Beverly Hills' image as a star-studded stomping ground for the world's most glamorous socialites—and the tourists who want to be around them— doesn't seem to need much of a polish. But the Beverly Hills Conference and Visitors Bureau wants tourists to do more than windowshop on Rodeo Drive; it wants them to book off-season overnight stays at the city's tony hotels and reserve tables at its gourmet restaurants.
That's the objective of a $2 million campaign from independent M&C Saatchi in Santa Monica, Calif., that launches this week. Print work attempts to seduce potential visitors by personifying the city as a romantic, sophisticated young woman. One full-page ad that breaks in April magazines including Travel + Leisure and Food & Wine depicts a woman wearing a glamorous, lace-up-the-back gown (on loan from Beverly Hills' Barneys), gazing through a picture window. "Is it shopping or sightseeing?" asks seemingly hand-scripted text. Like an intimate note, smaller writing reads, "There's lots more I'd like to show you. Love, Beverly Hills."

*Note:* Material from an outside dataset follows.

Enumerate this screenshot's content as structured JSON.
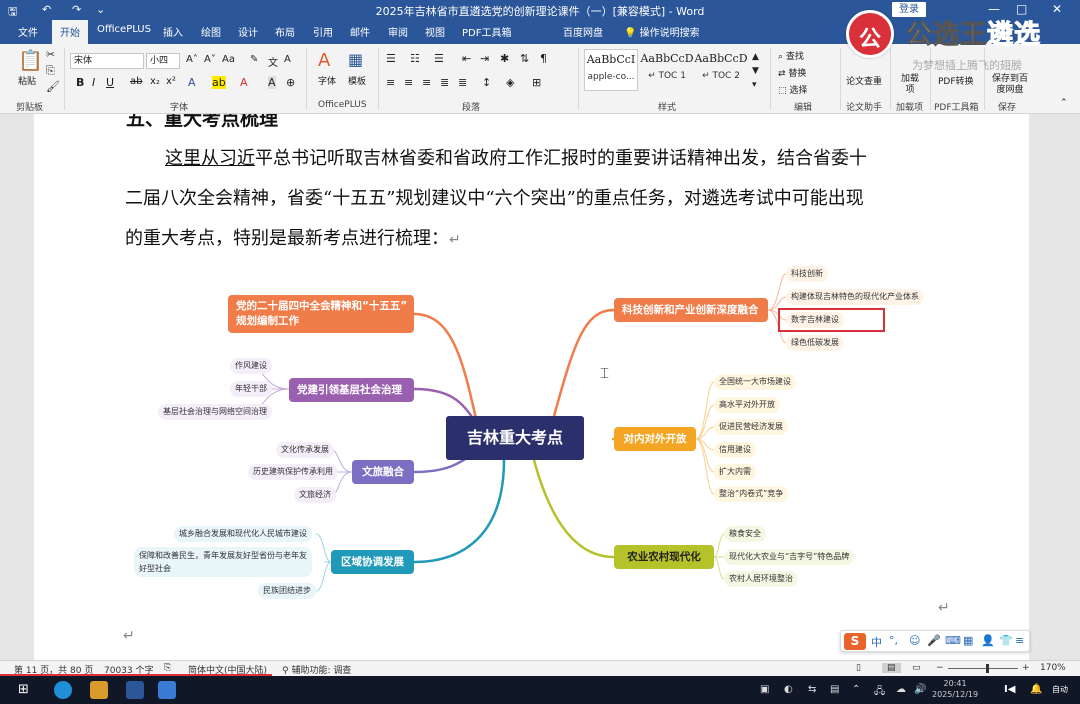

Other messages have the woman claiming, "I know a ten-thousand-story hotel," and promising visitors, "We'll make a few stories of our own." M&C's ads "succeeded in capturing what makes this place so special," said Kathy Smits, the CVB's director.
Instead of pitching a one-time idea, M&C creatives "took a much stronger chance to differentiate Beverly Hills," said Kate Bristow, the shop's evp, director strategic planning. "It's a powerful destination brand. Even with a small budget, it [was] possible to create an enduring campaign."
The ads come as Southern Cailfornia tourism continues to recover (like elsewhere) from 9/11. The group's most recent ad spend was just $300,000, in 2003, according to Nielsen Monitor-Plus, although it spent $4 million in 1999.